- Breastfeeding alone is not a reliable contraception method.
While there is often a dip in fertility while you are breastfeeding exclusively, breastfeeding alone is not a reliable method of contraception. In fact, many unplanned pregnancies happen in the first few months after childbirth! It's much safer to arrange other forms of contraception after giving birth.
- Some contraception methods can be started immediately after childbirth.
The implant, the injection, the mini-pill and condoms do not reduce breast milk production, and are quite effective in preventing pregnancy. Think about which could suit you best, given how busy you might be with a newborn!
- The implant: 99.9% effective, lasts up to 3 years
- The injection: 94% effective, requires 3 monthly injections
- The mini-pill: 91% effective, requires daily pills with strict timing
- Condoms: 79-98% effective, used every time you have sex, and protects from STIs
- Some contraception methods can be started a few weeks after childbirth.
Intra-uterine devices are extremely effective and long-lasting. Unless they are inserted immediately in the 48 hours after childbirth, you will need to wait at least 4 weeks before they can be inserted:
- The hormonal IUD: 99.5% effective, lasts up to 10 years
- The copper IUD: 99.5% effective, lasts up to 10 years
- Some contraception methods are not recommended while breastfeeding, until at least 6 weeks after childbirth.
- The combined contraceptive pill and the vaginal ring are not recommended until at least 6 weeks after childbirth, as they can reduce breastmilk production.
- The diaphragm cannot be used until at least 6 weeks after childbirth, and it is recommended that a nurse or doctor checks if the diaphragm is a good fit for you.
- Emergency contraception is still available while breastfeeding.
- The emergency contraceptive pill “Levonorgestrel” is safe to use while breastfeeding. It is available at pharmacies without prescription, and should be taken as soon as possible after unprotected sex.

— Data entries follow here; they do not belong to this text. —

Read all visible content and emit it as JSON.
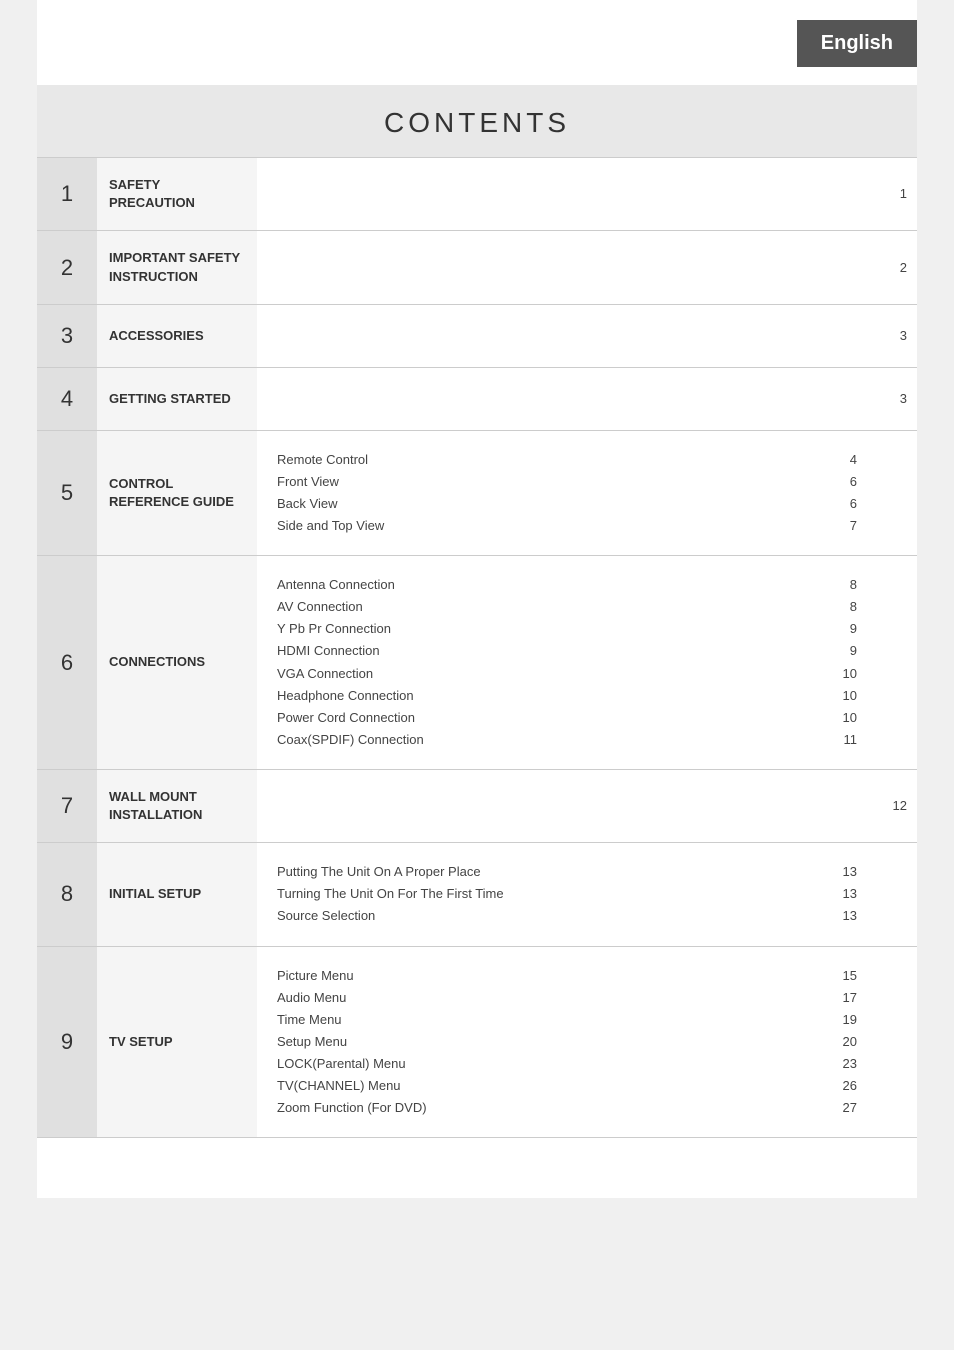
{
  "header": {
    "language": "English"
  },
  "contents_title": "CONTENTS",
  "rows": [
    {
      "num": "1",
      "title": "SAFETY PRECAUTION",
      "sub_items": [],
      "sub_pages": [],
      "page": "1"
    },
    {
      "num": "2",
      "title": "IMPORTANT SAFETY INSTRUCTION",
      "sub_items": [],
      "sub_pages": [],
      "page": "2"
    },
    {
      "num": "3",
      "title": "ACCESSORIES",
      "sub_items": [],
      "sub_pages": [],
      "page": "3"
    },
    {
      "num": "4",
      "title": "GETTING STARTED",
      "sub_items": [],
      "sub_pages": [],
      "page": "3"
    },
    {
      "num": "5",
      "title": "CONTROL REFERENCE GUIDE",
      "sub_items": [
        "Remote Control",
        "Front View",
        "Back View",
        "Side and Top View"
      ],
      "sub_pages": [
        "4",
        "6",
        "6",
        "7"
      ],
      "page": ""
    },
    {
      "num": "6",
      "title": "CONNECTIONS",
      "sub_items": [
        "Antenna Connection",
        "AV Connection",
        "Y Pb Pr Connection",
        "HDMI Connection",
        "VGA Connection",
        "Headphone Connection",
        "Power Cord Connection",
        "Coax(SPDIF) Connection"
      ],
      "sub_pages": [
        "8",
        "8",
        "9",
        "9",
        "10",
        "10",
        "10",
        "11"
      ],
      "page": ""
    },
    {
      "num": "7",
      "title": "WALL MOUNT INSTALLATION",
      "sub_items": [],
      "sub_pages": [],
      "page": "12"
    },
    {
      "num": "8",
      "title": "INITIAL SETUP",
      "sub_items": [
        "Putting The Unit On A Proper Place",
        "Turning The Unit On For The First Time",
        "Source Selection"
      ],
      "sub_pages": [
        "13",
        "13",
        "13"
      ],
      "page": ""
    },
    {
      "num": "9",
      "title": "TV SETUP",
      "sub_items": [
        "Picture Menu",
        "Audio Menu",
        "Time Menu",
        "Setup Menu",
        "LOCK(Parental) Menu",
        "TV(CHANNEL) Menu",
        "Zoom Function  (For  DVD)"
      ],
      "sub_pages": [
        "15",
        "17",
        "19",
        "20",
        "23",
        "26",
        "27"
      ],
      "page": ""
    }
  ]
}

- The emergency contraceptive pill “Ulipristal” (brand name EllaOne®) is not recommended if you are breastfeeding. If you use this emergency contraception, do not breast-feed your baby in the following week.
- The copper IUD is available as a form of emergency contraception. To be effective as emergency contraception, it must be inserted no more than 5 days after unprotected sex. However, as usually it is inserted at least 4 weeks after childbirth, the copper IUD is only a useful emergency contraception option if the unprotected sex happened 4 weeks or more after childbirth.
If you want to have a chat about the different types of contraception options available, and where in Victoria you can go to get them, 1800 My Options can help! Call us on 1800 696 784, or email firstname.lastname@example.org